Public libraries[edit]

Santa Clara County Library operates the Morgan Hill Library.[32]

Sister cities[edit]

Morgan Hill has five sister cities, as designated by Sister Cities International:



  1. ^ City manager biography
  2. ^ U.S. Census
  3. ^ U.S. Geological Survey Geographic Names Information System: Morgan Hill
  4. ^ a b "American FactFinder". United States Census Bureau. Retrieved 2008-01-31. 
  5. ^ a b c d e f g h "Circa: Historic Property Development - Historic Context Statement for the City of Morgan Hill". Retrieved 2013-10-14. 
  6. ^ City of Morgan Hill - History
  7. ^ Find-a-Grave - Hiram Morgan Hill
  8. ^ Morgan Hill Historical Society - Villa Mira Monte
  9. ^ Morgan Hill does not have water rights to the nearby reservoirs; the city's water supply consists of a number of deep wells and aboveground steel storage tanks. Streams in the vicinity are small and seasonal, unable to supply the city's water needs.
  10. ^ Jackson Meadows Expanded Initial Study, Earth Metrics Inc., San Mateo, Calif., prepared for the city of Morgan Hill, October 16, 1989
  11. ^ Sinkankas, John (1959). Gemstones of North America 1. Princeton, New Jersey: Van Nostrand. p. 307. 
  12. ^ Morgan Hill Museum
  13. ^ Poppy Jasper Film Festival
  14. ^ "Morgan Hill city, California — Fact Sheet — American FactFinder — U.S. Census Bureau". 
  15. ^ Environmental Impact Report for the Long Term Wastewater Management Plan, Cities of Gilroy and Morgan Hill, Earth Metrics, Inc. 1986, prepared for cities of Gilroy and Morgan Hill and State of California Environmental Clearinghouse
  16. ^ All data are derived from the United States Census Bureau reports from the 2010 United States Census, and are accessible on-line here. The data on unmarried partnerships and same-sex married couples are from the Census report DEC_10_SF1_PCT15. All other housing and population data are from Census report DEC_10_DP_DPDP1. Both reports are viewable online or downloadable in a zip file containing a comma-delimited data file.
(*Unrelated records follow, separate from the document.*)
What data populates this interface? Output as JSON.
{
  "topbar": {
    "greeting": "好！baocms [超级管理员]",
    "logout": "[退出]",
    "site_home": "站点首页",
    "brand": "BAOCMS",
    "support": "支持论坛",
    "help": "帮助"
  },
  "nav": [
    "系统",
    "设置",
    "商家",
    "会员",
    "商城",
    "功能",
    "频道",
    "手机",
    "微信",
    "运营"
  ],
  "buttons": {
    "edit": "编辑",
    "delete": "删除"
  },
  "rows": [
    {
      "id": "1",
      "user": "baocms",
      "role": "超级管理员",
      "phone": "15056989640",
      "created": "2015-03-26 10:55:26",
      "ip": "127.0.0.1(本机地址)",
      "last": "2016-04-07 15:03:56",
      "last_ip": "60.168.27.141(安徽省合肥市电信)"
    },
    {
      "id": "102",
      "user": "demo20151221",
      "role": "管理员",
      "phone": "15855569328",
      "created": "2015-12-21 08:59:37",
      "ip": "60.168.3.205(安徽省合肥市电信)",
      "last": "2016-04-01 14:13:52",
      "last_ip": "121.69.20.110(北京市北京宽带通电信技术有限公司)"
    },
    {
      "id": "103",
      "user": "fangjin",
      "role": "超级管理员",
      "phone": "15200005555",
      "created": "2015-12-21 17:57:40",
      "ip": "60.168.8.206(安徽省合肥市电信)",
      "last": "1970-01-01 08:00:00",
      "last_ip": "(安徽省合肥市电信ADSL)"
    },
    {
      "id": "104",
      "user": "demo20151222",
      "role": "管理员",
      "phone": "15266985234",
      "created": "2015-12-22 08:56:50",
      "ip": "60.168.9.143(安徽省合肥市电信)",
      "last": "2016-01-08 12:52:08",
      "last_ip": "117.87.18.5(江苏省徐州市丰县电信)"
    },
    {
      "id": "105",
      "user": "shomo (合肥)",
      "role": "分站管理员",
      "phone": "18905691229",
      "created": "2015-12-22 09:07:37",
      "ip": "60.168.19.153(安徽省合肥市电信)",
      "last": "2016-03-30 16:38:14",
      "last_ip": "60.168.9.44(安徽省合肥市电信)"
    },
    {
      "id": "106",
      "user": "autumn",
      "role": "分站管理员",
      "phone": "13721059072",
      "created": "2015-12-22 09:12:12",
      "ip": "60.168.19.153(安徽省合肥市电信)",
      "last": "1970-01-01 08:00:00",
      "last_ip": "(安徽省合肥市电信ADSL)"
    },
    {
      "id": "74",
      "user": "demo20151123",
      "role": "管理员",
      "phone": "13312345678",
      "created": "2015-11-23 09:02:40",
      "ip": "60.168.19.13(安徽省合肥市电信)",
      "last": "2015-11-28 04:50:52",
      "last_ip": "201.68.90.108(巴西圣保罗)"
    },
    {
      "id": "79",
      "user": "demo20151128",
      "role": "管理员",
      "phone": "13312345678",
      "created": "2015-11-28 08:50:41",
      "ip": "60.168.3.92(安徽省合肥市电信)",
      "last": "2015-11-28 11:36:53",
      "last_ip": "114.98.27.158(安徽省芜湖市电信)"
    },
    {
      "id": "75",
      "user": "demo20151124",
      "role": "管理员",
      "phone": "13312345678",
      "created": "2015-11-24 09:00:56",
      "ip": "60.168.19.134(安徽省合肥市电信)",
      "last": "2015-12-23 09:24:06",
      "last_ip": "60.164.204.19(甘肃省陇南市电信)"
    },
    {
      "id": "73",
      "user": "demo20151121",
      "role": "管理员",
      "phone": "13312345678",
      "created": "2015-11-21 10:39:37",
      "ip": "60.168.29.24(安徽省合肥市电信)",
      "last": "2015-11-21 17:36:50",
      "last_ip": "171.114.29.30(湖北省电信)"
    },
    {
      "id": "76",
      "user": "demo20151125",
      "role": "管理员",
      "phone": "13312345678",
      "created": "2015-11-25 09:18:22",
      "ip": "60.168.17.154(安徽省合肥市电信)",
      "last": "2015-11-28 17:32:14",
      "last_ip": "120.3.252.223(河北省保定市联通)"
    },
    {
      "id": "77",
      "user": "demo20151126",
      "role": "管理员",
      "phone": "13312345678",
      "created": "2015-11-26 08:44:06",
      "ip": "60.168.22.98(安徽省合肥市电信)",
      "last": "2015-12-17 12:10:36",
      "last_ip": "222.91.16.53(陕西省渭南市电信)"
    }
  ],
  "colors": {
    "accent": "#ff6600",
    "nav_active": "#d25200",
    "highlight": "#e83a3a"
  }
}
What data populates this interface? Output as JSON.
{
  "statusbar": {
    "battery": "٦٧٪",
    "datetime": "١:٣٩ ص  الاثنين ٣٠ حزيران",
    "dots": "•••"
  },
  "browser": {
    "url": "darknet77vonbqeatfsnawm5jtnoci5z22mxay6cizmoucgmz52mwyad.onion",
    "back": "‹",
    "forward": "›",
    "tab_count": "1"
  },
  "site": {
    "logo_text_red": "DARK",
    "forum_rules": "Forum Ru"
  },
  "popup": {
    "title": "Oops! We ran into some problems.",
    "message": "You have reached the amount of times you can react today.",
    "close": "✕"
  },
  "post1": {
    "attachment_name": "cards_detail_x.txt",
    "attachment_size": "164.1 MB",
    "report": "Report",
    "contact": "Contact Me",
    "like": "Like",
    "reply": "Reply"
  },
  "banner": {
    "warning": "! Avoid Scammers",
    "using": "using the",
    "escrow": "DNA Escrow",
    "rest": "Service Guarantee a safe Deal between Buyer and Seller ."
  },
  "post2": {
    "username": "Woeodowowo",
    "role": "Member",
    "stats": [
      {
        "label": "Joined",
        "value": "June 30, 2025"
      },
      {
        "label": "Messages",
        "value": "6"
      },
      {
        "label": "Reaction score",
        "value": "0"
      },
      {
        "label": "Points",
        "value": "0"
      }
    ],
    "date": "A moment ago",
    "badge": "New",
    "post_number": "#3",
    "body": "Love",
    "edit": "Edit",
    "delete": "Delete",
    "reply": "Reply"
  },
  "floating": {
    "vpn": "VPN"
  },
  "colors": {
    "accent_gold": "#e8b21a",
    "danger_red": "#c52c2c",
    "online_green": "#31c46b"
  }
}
The area data, from which densities are calculated, are available on-line here. Percentage totals may not add to 100% due to rounding. The Census Bureau defines families as a household containing one or more people related to the householder by birth, opposite-sex marriage, or adoption. People living in group quarters are tabulated by the Census Bureau as neither owners nor renters. For further details, see the text files accompanying the data files containing the Census reports mentioned above.
  17. ^ "Demographic Profile Bay Area Census". 
  18. ^ City of Morgan Hill CAFR
  19. ^ Anderson Lake County Park
  20. ^ Coyote Creek Parkway
  21. ^ Morgan Hill Off-Leash Dog Park
  22. ^ Centennial Recreation Center
  23. ^ Morgan Hill Community and Cultural Center
  24. ^ Morgan Hill Aquatic Center
  25. ^ Morgan Hill Outdoor Sports Center
  26. ^ Santa Clara County Department of Parks and Recreation
  27. ^ "California's 19th Congressional District - Representatives & District Map". Civic Impulse, LLC. Retrieved March 12, 2013. 
  28. ^ Morgan Hill Times
  29. ^ "Gilroy and Morgan Hill Service". Santa Clara Valley Transportation Authority. Retrieved 2008-02-17. 
  30. ^ "Caltrain timetable effective April 2, 2007". Caltrain. Retrieved 2008-02-17. 
  31. ^ "Line 55 Monterey - San Jose Express". Monterey-Salinas Transit. Retrieved 2008-02-17. 
  32. ^ "Welcome to the Morgan Hill Library." Santa Clara County Library. Retrieved on March 27, 2010.
  33. ^

External links[edit]